30 minutes into the bicycle stint: I’m at the southern tip of the island, and start heading north along the eastern coast. The experience still feels surreal. The streets are very quiet and the scenery is overwhelming, and I’m soaking it all in.
About 2 hours into the bicycle stint: Battling against the cool southern coastal winds for a while now, I’m starting to feel a slight headache. Overcast is covering the sun completely, and I’m beginning to feel desperate for some sunlight to warm me up.
A few kilometres later: The road takes a turn westward, and luckily I’m not working against the wind anymore. Headache is feeling a bit worse and the road is starting to ascend. A few athletes are calling it quits already, and I think – just for a moment – of how much longer I have to go. (That wasn’t a good idea & I resorted to focusing on some mental exercises to recover.)
About an hour later: The road is still inclining, rather steeply now, as I get closer closer to the summit. The sun is shining brightly now, and its really, really hot! (In hindsight, I take that back, overcast was definitely better.)
Shortly afterwards: Speeding effortlessly through the winding down-hill roads, I feel like I’m re-born. My mental and physical condition feels so much better. The hard-part of the bike course is now behind me. (Or at least, that’s what I thought!)
130km into the bike ride: I look at my GPS watch to check how much distance I’ve covered so far, and I’m laughing. “I’ve never biked for more than 120km before”, I thought. Positive vibes are keeping me going.
140km: The bike’s saddle has become my worst enemy. My butt is completely numb and in pain. Every 5 minutes or so I have to lift my butt off the seat while peddling to get the blood flowing. “I can’t wait to get this over with.”
150km: **** @!#$ (*@&#^@*@(#&^^!!!
160km: *Restricted: Parental Guidance Suggested* (For access to full uncensored version you can subscribe to the blog and send me an email.)
170km: I know I’m almost there, almost going to get off this saddle, and that thought is keeping me going.
Transition 2: As my bare-feet slip out of the bike shoes and make contact with the ground, my toes send electric jolts up my legs. That feeling is absolutely nothing when compared to the joy that came upon dismounting the bike.

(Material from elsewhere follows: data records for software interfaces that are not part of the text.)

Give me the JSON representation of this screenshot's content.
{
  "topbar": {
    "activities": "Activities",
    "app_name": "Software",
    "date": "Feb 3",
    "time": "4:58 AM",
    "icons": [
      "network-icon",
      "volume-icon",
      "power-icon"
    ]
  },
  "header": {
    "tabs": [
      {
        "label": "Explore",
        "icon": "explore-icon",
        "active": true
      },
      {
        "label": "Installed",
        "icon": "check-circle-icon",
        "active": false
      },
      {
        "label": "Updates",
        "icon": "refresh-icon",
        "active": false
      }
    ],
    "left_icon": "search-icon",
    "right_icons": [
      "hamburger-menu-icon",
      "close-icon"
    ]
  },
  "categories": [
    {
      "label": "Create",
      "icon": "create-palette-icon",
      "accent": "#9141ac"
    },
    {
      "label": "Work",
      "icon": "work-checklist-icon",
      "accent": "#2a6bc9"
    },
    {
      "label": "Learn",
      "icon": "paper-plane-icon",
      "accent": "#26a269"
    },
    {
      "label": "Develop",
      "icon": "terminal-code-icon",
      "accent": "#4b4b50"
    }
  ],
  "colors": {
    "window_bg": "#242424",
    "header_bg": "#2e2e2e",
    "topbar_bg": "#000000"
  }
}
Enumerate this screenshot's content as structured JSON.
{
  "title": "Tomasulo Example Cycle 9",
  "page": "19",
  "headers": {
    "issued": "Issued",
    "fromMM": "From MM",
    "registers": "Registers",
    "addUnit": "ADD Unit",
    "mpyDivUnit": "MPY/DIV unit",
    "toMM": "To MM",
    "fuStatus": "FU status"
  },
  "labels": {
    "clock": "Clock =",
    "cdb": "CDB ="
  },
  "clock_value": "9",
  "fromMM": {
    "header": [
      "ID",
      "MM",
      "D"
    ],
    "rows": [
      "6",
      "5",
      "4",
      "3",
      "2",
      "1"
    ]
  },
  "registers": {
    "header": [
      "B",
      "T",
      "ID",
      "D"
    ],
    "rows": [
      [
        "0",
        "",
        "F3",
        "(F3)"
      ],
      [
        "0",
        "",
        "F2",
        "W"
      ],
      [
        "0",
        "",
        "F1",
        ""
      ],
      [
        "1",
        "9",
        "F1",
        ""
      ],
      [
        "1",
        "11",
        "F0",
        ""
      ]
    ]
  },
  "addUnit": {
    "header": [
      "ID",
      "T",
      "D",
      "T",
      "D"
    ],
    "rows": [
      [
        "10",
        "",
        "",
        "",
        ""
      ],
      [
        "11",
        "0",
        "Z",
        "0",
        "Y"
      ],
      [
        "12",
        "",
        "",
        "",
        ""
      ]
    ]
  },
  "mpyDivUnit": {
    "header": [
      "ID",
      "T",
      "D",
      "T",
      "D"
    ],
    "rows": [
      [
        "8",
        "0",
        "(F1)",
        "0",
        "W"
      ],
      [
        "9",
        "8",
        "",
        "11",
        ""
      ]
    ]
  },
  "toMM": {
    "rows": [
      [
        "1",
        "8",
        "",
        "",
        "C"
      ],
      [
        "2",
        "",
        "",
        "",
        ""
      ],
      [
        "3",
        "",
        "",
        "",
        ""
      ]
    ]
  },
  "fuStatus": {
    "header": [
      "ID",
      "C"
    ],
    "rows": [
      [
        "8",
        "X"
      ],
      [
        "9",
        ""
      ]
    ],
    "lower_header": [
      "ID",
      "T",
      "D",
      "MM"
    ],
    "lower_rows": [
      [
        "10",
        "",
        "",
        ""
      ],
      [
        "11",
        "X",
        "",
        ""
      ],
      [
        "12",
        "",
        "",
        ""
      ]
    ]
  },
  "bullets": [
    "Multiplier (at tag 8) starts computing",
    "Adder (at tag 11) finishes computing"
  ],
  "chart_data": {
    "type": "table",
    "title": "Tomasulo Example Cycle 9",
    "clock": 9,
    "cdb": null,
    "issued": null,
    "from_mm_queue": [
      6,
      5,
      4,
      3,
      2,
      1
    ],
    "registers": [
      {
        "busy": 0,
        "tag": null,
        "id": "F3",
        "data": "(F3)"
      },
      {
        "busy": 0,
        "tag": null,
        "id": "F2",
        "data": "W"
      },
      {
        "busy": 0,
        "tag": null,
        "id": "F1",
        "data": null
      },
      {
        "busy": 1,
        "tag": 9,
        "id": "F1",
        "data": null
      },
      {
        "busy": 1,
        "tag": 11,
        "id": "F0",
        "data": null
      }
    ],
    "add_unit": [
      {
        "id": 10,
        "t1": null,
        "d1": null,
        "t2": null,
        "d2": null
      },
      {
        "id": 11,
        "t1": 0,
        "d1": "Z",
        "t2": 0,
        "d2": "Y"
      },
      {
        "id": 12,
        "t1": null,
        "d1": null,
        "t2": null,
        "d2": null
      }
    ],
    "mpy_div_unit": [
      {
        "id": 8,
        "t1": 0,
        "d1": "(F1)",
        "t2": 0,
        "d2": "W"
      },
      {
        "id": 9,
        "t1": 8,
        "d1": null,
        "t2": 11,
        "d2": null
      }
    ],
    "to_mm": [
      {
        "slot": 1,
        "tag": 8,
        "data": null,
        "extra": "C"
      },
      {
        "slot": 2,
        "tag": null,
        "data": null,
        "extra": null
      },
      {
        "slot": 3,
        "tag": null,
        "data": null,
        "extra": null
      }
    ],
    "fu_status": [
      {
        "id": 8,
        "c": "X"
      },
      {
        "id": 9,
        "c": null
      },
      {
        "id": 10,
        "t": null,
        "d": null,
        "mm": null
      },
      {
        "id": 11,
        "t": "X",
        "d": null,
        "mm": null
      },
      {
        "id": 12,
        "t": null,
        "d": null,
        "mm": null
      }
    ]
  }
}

As I’m starting to run, my legs have that so-called spaghetti feeling. (Who cares! Anything.. Anything but that saddle!) Within a kilometre later my legs started coming back to life.
10km into the run: I’m feeling amazing. My pace is strong and consistent, and I feel happy to finally be in my domain. I absolutely love running. “I’m almost 100% sure that I’m going to make it.”
Around 20km into the run: It’s getting darker, and cooler, however, it feels like my legs are starting to eat themselves inside out. Its a strange feeling I’ve never felt before. “Is this what reaching the limit feels like?” Suddenly, I wasn’t so sure about making it… Once again, I began thinking of my dear family and friends. “I’m so lucky to be able to do something like this. il7mdillah!”
26km: I’m at an aid station, where I stop briefly to eat half a banana and some granola bars, and within seconds gulping down the banana, the table along with the volunteers in front of me slowly began swaying to the left, then swaying back to right. A volunteer grabbed my shoulders, exclaiming, “Are you okay?!”.
I nod almost instinctively, and think to myself, “no matter what, I have to keep moving”. I know that if I stop once more I might not be able to keep going. I took the two granola bars to go.
As I continue running, I can’t help but notice how, once again, the streets are very quiet. All I can hear is the rhythmic beats of shoes (not so gracefully) making contact with the ground. Crickets are chirping loudly. It feels like there are hundreds and hundreds of crickets. I shift my gaze towards the starry sky, and, magically, a shooting star drifts across. I live for moments like these.
The last 10km were tough, really tough. The most physically gruelling challenge of my life. I’ll leave my thoughts here to your imagination.